Entries from a dataset of interfaces
################

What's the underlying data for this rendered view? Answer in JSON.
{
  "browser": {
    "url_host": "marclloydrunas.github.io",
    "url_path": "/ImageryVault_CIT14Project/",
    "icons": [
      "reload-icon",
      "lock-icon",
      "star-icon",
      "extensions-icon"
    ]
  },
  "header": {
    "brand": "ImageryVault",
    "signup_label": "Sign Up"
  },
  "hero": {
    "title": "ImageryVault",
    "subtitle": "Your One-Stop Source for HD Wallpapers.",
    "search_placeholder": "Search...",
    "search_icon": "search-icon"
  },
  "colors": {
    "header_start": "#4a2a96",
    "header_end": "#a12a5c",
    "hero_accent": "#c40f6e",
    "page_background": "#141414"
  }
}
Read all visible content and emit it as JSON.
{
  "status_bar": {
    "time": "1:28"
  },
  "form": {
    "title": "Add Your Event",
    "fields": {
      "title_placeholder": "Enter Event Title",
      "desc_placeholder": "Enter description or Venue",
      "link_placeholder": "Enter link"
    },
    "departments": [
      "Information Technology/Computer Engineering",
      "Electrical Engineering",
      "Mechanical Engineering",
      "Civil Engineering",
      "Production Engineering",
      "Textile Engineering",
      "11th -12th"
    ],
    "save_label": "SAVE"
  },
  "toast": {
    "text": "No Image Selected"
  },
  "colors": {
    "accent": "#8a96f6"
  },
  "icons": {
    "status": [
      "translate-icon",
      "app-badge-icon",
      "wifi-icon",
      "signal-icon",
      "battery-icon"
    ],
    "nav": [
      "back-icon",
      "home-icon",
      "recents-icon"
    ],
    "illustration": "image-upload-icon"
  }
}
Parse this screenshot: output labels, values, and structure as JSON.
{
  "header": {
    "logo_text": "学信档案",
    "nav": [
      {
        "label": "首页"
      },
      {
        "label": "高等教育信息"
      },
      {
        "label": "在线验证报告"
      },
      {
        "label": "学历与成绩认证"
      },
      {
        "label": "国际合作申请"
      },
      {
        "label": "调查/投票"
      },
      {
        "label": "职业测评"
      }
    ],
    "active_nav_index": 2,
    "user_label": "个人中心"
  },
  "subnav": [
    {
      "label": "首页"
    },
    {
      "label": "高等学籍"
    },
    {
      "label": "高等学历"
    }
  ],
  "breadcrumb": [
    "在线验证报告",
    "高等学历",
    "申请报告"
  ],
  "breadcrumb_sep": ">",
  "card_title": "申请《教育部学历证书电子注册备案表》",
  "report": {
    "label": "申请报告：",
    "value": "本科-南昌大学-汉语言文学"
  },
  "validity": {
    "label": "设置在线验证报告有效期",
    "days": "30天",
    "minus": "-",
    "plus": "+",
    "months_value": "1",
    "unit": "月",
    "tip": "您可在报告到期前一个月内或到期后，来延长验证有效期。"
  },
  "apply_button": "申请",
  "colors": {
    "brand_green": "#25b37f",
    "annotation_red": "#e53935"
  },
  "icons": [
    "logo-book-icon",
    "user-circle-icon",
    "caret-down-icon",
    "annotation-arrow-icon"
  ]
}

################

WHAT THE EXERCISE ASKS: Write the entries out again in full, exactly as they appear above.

RESPONSE FOR THIS EXERCISE:
What's the underlying data for this rendered view? Answer in JSON.
{
  "browser": {
    "url_host": "marclloydrunas.github.io",
    "url_path": "/ImageryVault_CIT14Project/",
    "icons": [
      "reload-icon",
      "lock-icon",
      "star-icon",
      "extensions-icon"
    ]
  },
  "header": {
    "brand": "ImageryVault",
    "signup_label": "Sign Up"
  },
  "hero": {
    "title": "ImageryVault",
    "subtitle": "Your One-Stop Source for HD Wallpapers.",
    "search_placeholder": "Search...",
    "search_icon": "search-icon"
  },
  "colors": {
    "header_start": "#4a2a96",
    "header_end": "#a12a5c",
    "hero_accent": "#c40f6e",
    "page_background": "#141414"
  }
}
Read all visible content and emit it as JSON.
{
  "status_bar": {
    "time": "1:28"
  },
  "form": {
    "title": "Add Your Event",
    "fields": {
      "title_placeholder": "Enter Event Title",
      "desc_placeholder": "Enter description or Venue",
      "link_placeholder": "Enter link"
    },
    "departments": [
      "Information Technology/Computer Engineering",
      "Electrical Engineering",
      "Mechanical Engineering",
      "Civil Engineering",
      "Production Engineering",
      "Textile Engineering",
      "11th -12th"
    ],
    "save_label": "SAVE"
  },
  "toast": {
    "text": "No Image Selected"
  },
  "colors": {
    "accent": "#8a96f6"
  },
  "icons": {
    "status": [
      "translate-icon",
      "app-badge-icon",
      "wifi-icon",
      "signal-icon",
      "battery-icon"
    ],
    "nav": [
      "back-icon",
      "home-icon",
      "recents-icon"
    ],
    "illustration": "image-upload-icon"
  }
}
Parse this screenshot: output labels, values, and structure as JSON.
{
  "header": {
    "logo_text": "学信档案",
    "nav": [
      {
        "label": "首页"
      },
      {
        "label": "高等教育信息"
      },
      {
        "label": "在线验证报告"
      },
      {
        "label": "学历与成绩认证"
      },
      {
        "label": "国际合作申请"
      },
      {
        "label": "调查/投票"
      },
      {
        "label": "职业测评"
      }
    ],
    "active_nav_index": 2,
    "user_label": "个人中心"
  },
  "subnav": [
    {
      "label": "首页"
    },
    {
      "label": "高等学籍"
    },
    {
      "label": "高等学历"
    }
  ],
  "breadcrumb": [
    "在线验证报告",
    "高等学历",
    "申请报告"
  ],
  "breadcrumb_sep": ">",
  "card_title": "申请《教育部学历证书电子注册备案表》",
  "report": {
    "label": "申请报告：",
    "value": "本科-南昌大学-汉语言文学"
  },
  "validity": {
    "label": "设置在线验证报告有效期",
    "days": "30天",
    "minus": "-",
    "plus": "+",
    "months_value": "1",
    "unit": "月",
    "tip": "您可在报告到期前一个月内或到期后，来延长验证有效期。"
  },
  "apply_button": "申请",
  "colors": {
    "brand_green": "#25b37f",
    "annotation_red": "#e53935"
  },
  "icons": [
    "logo-book-icon",
    "user-circle-icon",
    "caret-down-icon",
    "annotation-arrow-icon"
  ]
}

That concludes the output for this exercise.